Many friends in the South have said that they would hate to live in a cold climate again. But in many ways, I think our life in Bush Alaska gives us the best part of winter without the worst aspects. In northern cities, I tend to be nervous about fishtaling on icy roads, or slipping and sliding in a parking lot or driveway. The black, polluted snow piled up along roadsides in February/March is so unattractive. Trying to start a car when the oil has thickened up was always an anxious couple of minutes. Occasional periods of being stranded at home without power due to trees falling on power lines or strong winter storms can leave neighborhoods feeling hungry and vulnerable.
At our cabin, we have none of that. Since we aren't on a road system, the snow is pristine white, like a Christmas card photo. (The only travelers we see are occasional snow machiners and dog mushers.) We maintain months worth of pantry supplies and weeks worth of perishables, so I don't worry about access to supermarkets during storms. Because our heat and light and cooking are by woodstove and propane, for which we have years of inventory, and since we have no power lines or plumbing lines, we don't worry about home infrastructure breakage that concern city dwellers. Certainly a warm home is welcome in any cold climate, city or country, but there is something viscerally satisfying about smelling the evocative birch smoke as as you walk home after an afternoon hike, crunching on the crisp snow, and pass the trees to see the smoke emanating from a little log cabin illuminated by yellow propane lights and a flickering woodstove. Once inside, the cabin smells warm and inviting, with a pot of stew or soup or rice and beans on top of the woodstove.
Alaska is tectonically active. When digging in the garden, but even more when digging deeper to bury cables or dig an outhouse or cold hole, we see layers of ash. Although the really active volcanoes are in the Aleutian island chain, hundreds of miles away, recent eruptions by Mt. Spur and Mt. Redoubt on the mainland have contributed their ash to my garden. I have felt earthquakes each of the past two summers.

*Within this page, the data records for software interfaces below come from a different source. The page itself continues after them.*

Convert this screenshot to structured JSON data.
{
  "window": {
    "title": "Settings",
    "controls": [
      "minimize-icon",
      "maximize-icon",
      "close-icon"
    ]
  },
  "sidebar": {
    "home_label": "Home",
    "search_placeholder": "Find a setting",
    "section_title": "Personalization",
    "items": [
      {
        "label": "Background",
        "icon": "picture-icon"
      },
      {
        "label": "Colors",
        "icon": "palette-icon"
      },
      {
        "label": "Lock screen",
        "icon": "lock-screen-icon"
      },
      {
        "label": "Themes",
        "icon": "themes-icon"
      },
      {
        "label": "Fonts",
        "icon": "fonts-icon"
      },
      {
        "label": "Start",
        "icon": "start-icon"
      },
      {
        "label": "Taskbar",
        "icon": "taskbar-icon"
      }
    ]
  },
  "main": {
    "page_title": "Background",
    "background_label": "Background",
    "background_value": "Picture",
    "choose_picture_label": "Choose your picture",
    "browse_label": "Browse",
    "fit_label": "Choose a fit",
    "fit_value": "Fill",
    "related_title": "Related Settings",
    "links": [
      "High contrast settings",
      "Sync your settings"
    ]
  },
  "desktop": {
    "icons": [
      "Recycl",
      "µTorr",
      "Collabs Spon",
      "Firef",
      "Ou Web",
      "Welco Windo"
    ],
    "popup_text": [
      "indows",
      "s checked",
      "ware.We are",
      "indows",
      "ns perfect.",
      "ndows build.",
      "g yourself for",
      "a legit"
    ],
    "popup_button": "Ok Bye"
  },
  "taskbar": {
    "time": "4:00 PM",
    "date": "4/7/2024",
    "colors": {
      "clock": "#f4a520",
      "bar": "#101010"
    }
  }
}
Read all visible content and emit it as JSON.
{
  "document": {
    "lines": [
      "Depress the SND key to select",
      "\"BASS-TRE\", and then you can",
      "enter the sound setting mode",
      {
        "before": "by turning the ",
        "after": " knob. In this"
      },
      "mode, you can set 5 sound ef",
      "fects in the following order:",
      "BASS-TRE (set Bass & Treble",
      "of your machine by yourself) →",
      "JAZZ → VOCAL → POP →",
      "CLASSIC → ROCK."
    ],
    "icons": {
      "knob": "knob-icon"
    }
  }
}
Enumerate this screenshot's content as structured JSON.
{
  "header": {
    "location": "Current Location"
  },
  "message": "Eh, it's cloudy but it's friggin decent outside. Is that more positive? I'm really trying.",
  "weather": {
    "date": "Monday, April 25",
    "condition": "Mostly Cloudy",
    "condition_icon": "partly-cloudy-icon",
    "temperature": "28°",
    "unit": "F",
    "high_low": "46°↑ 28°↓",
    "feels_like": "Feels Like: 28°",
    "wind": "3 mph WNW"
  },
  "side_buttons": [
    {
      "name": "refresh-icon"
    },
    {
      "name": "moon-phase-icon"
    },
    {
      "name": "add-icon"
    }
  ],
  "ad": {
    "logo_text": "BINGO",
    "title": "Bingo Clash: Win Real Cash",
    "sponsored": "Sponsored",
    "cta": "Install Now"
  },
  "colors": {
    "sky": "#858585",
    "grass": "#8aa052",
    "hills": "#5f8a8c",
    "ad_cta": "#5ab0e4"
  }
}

Though neither caused any damage, they were startling. One occurred about 6 pm. Seven of us were sitting on the upper deck when the earth shook briefly and violently up and then down, like someone shaking the wrinkles out of wet laundry. Last summer, I was awakened two mornings by a rolling side to side motion. I'm told that log cabins are better suited to rolling through an earthquake than a building built of brick or siding. Certainly with all of our outbuildings containing seasonal clothes and food, should one building fall, we'd be able to create food, shelter, and warmth from the others. Should all of them suffer, we'd start building again with the materials on hand and the skills we are slowly acquiring.
I love the rapid changes in weather here. Each day, and each time of day, is special and worthy of note, bringing seasonal migrations of various yard and lake "neighbors" for company, sequences of plants for seasonal foods and medicines, and a "to-do" list of projects, challenges, delights. I've shed the "manana, manana" attitude I sometimes had in the South, where weather remained predictable for weeks and even months at a time and where a store was near at hand for something I could always do "later." Living here has increased my appreciation for simple pleasures, and given me a bittersweet awareness of the passage of time and a humility about how small and brief a role I play in the broad scheme of things.
(I welcome your comments and questions through the "comments" option below any entry. --Laura)